San Venanzio Fortunato, Bishop of Poitiers (530-607), describes Valdobbiadene, his place of origin, thus: "Quo Vineta Vernatur, Sub Monte Jugo Calvo, Quo Viror Umbrosus Tegit Sicca Metalla" (“an area where vines bud below the high mountains, and in which the lush greenery protects the more barren zones”)


XII Century

A 12th century fresco on the external façade of the parish church of San Pietro di Feletto portrays the “Sunday Christ”. The warning is clear: those who work on Sundays make Christ suffer (we see him bleeding, surrounded by tools for work). Thank to these we can understand what were the typical jobs in these hills at that time, and how vines and wine were already part of everyday life.



In 1574, when King Henry III of Poland passed through on his way to Paris to be crowned King of France, the community of Conegliano made the white wine from its hills pour all day from the Fountain of Neptune


“Ed or ora immolarmi voglio il becco
Con quel melaromatico Prosecco”
(“Now I want to give up my mouth
To that apple-scented Prosecco”)



In 1754, Aureliano Acanti in his “Il Roccolo, Ditirambo” cites "Prosecco". It is the first written mention of the name


“Who does not know how exquisite are our Marzeminos, Bianchettos, Proseccos, Moscatellos, Malvasias, Glossari and others, that are grown on various hills near here, when they are indeed made with the greater care required by these grape varieties and by the land where they are cultivated?”



Francesco Maria Malvolti (1725-1807), in Volume VIII of the Giornale d’Italia of 1772, links Prosecco for the first time with Conegliano Valdobbiadene


“a quarter of the above “square perches” (I cannot be absolutely precise about the quantity), is all devoted to vineyards, which I planted with Prosecco vines, more dependable and fertile than any other variety, and which yield an outstanding white wine, full of grace and strength”



Count Marco Giulio Balbi Valier, famous for identifying and selecting a type of Prosecco vine that was better than the others and known as “Prosecco Balbi”, published a booklet in 1868 in which he described his own crops



In 1876, Conegliano’s School of Winemaking was founded, the first of its kind in Italy



In 1923, the foundation of the Experimental Station for Viticulture and Oenology took place in Conegliano



In the 1930s the boundaries of the production area for Prosecco were outlined



In 1946 the Brotherhood of Prosecco was founded


7th June 1962

11 producers formed the Consorzio di Tutela del Prosecco di Conegliano e Valdobbiadene (Consortium for the Protection of Prosecco from Conegliano and Valdobbiadene)



The first Sparkling Wine Exhibition was inaugurated in Valdobbiadene



The Strada del Prosecco was set up, the first recognized Wine Road in Italy


2nd April 1969

Denominazione di Origine Controllata status was granted to the Prosecco produced in the 15 communes between Conegliano and Valdobbiadene


1960s and ’70s

An important contribution to improving the quality of production was given by Prof.
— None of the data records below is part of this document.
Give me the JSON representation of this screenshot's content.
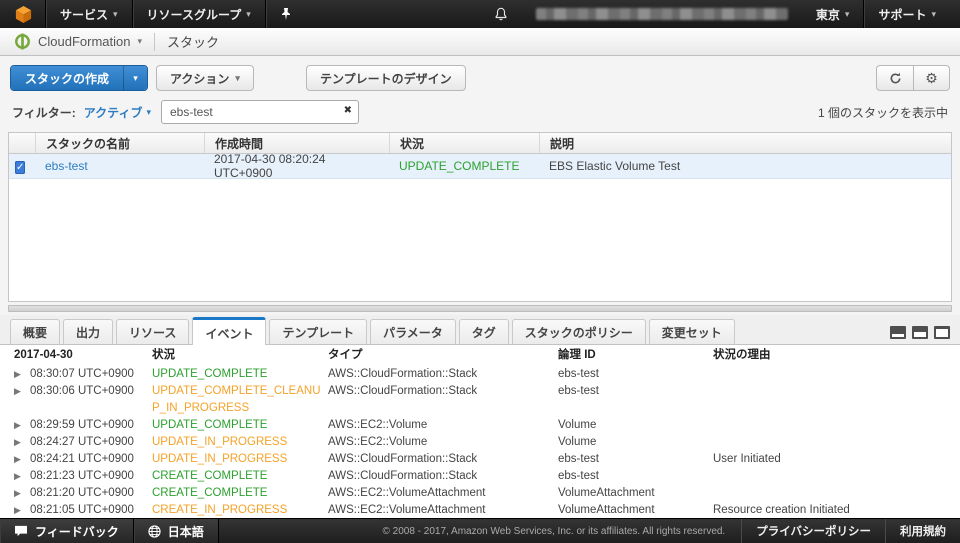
{
  "topnav": {
    "services_label": "サービス",
    "resource_groups_label": "リソースグループ",
    "region_label": "東京",
    "support_label": "サポート"
  },
  "servicebar": {
    "service_name": "CloudFormation",
    "breadcrumb": "スタック"
  },
  "toolbar": {
    "create_stack_label": "スタックの作成",
    "actions_label": "アクション",
    "design_template_label": "テンプレートのデザイン"
  },
  "filter": {
    "label": "フィルター:",
    "status_filter": "アクティブ",
    "search_value": "ebs-test",
    "count_text": "1 個のスタックを表示中"
  },
  "stacks_table": {
    "headers": [
      "スタックの名前",
      "作成時間",
      "状況",
      "説明"
    ],
    "rows": [
      {
        "checked": true,
        "name": "ebs-test",
        "created": "2017-04-30 08:20:24 UTC+0900",
        "status": "UPDATE_COMPLETE",
        "status_color": "green",
        "description": "EBS Elastic Volume Test"
      }
    ]
  },
  "tabs": [
    "概要",
    "出力",
    "リソース",
    "イベント",
    "テンプレート",
    "パラメータ",
    "タグ",
    "スタックのポリシー",
    "変更セット"
  ],
  "active_tab": "イベント",
  "events_table": {
    "date_header": "2017-04-30",
    "headers": [
      "状況",
      "タイプ",
      "論理 ID",
      "状況の理由"
    ],
    "rows": [
      {
        "time": "08:30:07 UTC+0900",
        "status": "UPDATE_COMPLETE",
        "status_color": "green",
        "type": "AWS::CloudFormation::Stack",
        "logical_id": "ebs-test",
        "reason": ""
      },
      {
        "time": "08:30:06 UTC+0900",
        "status": "UPDATE_COMPLETE_CLEANUP_IN_PROGRESS",
        "status_color": "orange",
        "type": "AWS::CloudFormation::Stack",
        "logical_id": "ebs-test",
        "reason": ""
      },
      {
        "time": "08:29:59 UTC+0900",
        "status": "UPDATE_COMPLETE",
        "status_color": "green",
        "type": "AWS::EC2::Volume",
        "logical_id": "Volume",
        "reason": ""
      },
      {
        "time": "08:24:27 UTC+0900",
        "status": "UPDATE_IN_PROGRESS",
        "status_color": "orange",
        "type": "AWS::EC2::Volume",
        "logical_id": "Volume",
        "reason": ""
      },
      {
        "time": "08:24:21 UTC+0900",
        "status": "UPDATE_IN_PROGRESS",
        "status_color": "orange",
        "type": "AWS::CloudFormation::Stack",
        "logical_id": "ebs-test",
        "reason": "User Initiated"
      },
      {
        "time": "08:21:23 UTC+0900",
        "status": "CREATE_COMPLETE",
        "status_color": "green",
        "type": "AWS::CloudFormation::Stack",
        "logical_id": "ebs-test",
        "reason": ""
      },
      {
        "time": "08:21:20 UTC+0900",
        "status": "CREATE_COMPLETE",
        "status_color": "green",
        "type": "AWS::EC2::VolumeAttachment",
        "logical_id": "VolumeAttachment",
        "reason": ""
      },
      {
        "time": "08:21:05 UTC+0900",
        "status": "CREATE_IN_PROGRESS",
        "status_color": "orange",
        "type": "AWS::EC2::VolumeAttachment",
        "logical_id": "VolumeAttachment",
        "reason": "Resource creation Initiated"
      }
    ]
  },
  "footer": {
    "feedback_label": "フィードバック",
    "language_label": "日本語",
    "copyright": "© 2008 - 2017, Amazon Web Services, Inc. or its affiliates. All rights reserved.",
    "privacy_label": "プライバシーポリシー",
    "terms_label": "利用規約"
  },
  "icons": {
    "caret": "▾",
    "expand_arrow": "▶",
    "clear": "✖",
    "gear": "⚙",
    "check": "✓"
  },
  "colors": {
    "status_green": "#2ca12e",
    "status_orange": "#f5a227",
    "link_blue": "#2d7bc0",
    "primary_button_blue": "#2272ba",
    "active_tab_blue": "#1a78c9",
    "aws_orange": "#f8a233"
  }
}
Tullio De Rosa, author of important texts such as Tecnologia dei Vini Spumanti, a work of reference in perfecting the Conegliano Valdobbiadene method of making sparkling wines, studied by generations of students



The Denomination was awarded the status of First Sparkling Wine District in Italy



The District’s Research Centre was founded. The results of the studies carried out by this body are presented every year in December.


1st August 2009

Conegliano Valdobbiadene became Italy’s 44th D.O.C.G.